◆ About this task
The full set of entries below needs to be written out exactly.

##############################

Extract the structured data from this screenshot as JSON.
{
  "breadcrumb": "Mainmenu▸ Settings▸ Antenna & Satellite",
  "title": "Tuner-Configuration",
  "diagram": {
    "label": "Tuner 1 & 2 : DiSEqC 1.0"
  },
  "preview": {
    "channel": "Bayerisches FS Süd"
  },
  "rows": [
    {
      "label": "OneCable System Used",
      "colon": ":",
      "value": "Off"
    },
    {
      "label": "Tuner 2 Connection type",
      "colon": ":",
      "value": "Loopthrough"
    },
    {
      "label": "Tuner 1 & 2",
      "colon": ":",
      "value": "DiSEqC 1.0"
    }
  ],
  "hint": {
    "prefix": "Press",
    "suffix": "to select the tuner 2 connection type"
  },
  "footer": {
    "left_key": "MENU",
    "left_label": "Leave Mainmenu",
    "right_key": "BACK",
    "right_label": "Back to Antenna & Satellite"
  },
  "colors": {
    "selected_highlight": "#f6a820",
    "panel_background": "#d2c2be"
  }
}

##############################

◆ Solution below
Extract the structured data from this screenshot as JSON.
{
  "breadcrumb": "Mainmenu▸ Settings▸ Antenna & Satellite",
  "title": "Tuner-Configuration",
  "diagram": {
    "label": "Tuner 1 & 2 : DiSEqC 1.0"
  },
  "preview": {
    "channel": "Bayerisches FS Süd"
  },
  "rows": [
    {
      "label": "OneCable System Used",
      "colon": ":",
      "value": "Off"
    },
    {
      "label": "Tuner 2 Connection type",
      "colon": ":",
      "value": "Loopthrough"
    },
    {
      "label": "Tuner 1 & 2",
      "colon": ":",
      "value": "DiSEqC 1.0"
    }
  ],
  "hint": {
    "prefix": "Press",
    "suffix": "to select the tuner 2 connection type"
  },
  "footer": {
    "left_key": "MENU",
    "left_label": "Leave Mainmenu",
    "right_key": "BACK",
    "right_label": "Back to Antenna & Satellite"
  },
  "colors": {
    "selected_highlight": "#f6a820",
    "panel_background": "#d2c2be"
  }
}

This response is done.